* Assignment *
In the entries below, how many lines hold the string "DispatcherOperation"? Answer with the number only.

* * *

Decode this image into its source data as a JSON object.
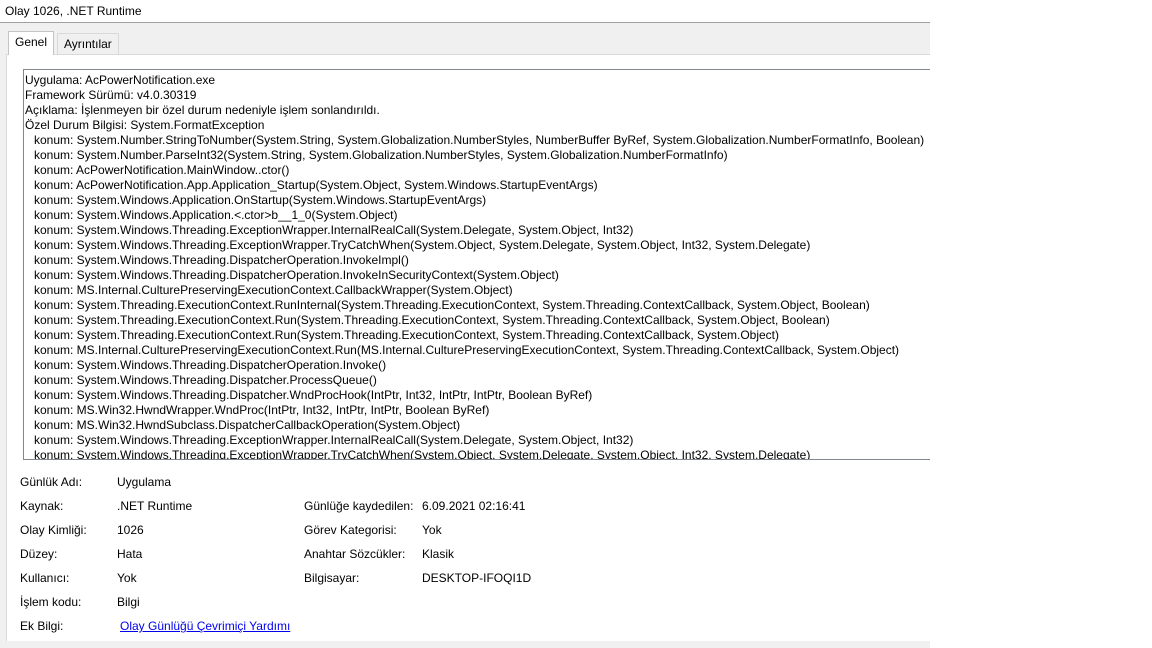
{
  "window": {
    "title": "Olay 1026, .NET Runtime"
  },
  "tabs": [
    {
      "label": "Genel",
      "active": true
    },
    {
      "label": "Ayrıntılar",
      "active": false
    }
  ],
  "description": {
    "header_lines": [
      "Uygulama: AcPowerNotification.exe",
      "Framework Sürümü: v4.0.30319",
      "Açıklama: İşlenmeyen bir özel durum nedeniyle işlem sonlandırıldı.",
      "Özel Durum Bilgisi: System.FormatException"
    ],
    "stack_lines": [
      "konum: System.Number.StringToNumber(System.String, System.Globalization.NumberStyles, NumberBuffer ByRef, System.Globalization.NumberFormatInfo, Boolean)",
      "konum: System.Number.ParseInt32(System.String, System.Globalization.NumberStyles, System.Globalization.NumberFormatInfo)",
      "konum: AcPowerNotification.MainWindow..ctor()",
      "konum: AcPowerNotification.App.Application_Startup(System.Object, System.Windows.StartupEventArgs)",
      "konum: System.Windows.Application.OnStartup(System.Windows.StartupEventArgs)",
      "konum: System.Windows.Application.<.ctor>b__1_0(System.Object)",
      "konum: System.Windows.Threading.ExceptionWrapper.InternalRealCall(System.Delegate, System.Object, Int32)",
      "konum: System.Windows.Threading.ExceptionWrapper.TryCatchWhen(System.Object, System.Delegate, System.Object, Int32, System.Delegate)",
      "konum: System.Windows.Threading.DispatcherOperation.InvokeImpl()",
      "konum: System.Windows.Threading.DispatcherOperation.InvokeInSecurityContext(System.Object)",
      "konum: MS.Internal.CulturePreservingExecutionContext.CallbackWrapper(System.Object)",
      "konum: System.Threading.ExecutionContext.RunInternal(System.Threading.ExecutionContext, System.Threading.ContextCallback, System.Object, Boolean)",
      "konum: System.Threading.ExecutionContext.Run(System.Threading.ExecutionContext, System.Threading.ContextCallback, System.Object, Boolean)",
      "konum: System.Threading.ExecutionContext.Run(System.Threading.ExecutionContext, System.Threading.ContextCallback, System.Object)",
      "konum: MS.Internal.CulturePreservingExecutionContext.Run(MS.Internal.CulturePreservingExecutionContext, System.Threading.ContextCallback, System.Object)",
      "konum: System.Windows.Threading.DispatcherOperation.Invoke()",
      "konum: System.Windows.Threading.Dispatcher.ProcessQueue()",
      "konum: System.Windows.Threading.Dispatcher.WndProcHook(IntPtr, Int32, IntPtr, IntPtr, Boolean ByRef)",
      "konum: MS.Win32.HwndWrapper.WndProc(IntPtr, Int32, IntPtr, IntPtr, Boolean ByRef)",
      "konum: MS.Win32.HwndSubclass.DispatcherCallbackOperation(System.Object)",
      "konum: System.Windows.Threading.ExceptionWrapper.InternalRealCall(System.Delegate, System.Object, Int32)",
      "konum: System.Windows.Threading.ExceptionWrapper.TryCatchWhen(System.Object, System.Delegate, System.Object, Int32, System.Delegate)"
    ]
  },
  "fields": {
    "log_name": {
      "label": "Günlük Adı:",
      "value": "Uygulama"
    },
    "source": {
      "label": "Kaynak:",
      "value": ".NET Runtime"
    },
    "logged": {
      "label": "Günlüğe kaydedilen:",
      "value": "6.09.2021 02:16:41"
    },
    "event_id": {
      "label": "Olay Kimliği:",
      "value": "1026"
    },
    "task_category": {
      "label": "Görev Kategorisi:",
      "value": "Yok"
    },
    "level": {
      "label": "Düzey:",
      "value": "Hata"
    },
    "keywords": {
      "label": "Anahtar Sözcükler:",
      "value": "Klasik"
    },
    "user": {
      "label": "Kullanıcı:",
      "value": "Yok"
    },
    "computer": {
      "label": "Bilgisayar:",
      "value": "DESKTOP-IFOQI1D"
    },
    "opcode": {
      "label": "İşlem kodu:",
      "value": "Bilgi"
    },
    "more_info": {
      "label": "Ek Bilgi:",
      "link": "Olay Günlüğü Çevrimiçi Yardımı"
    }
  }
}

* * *

* Result for this task *
3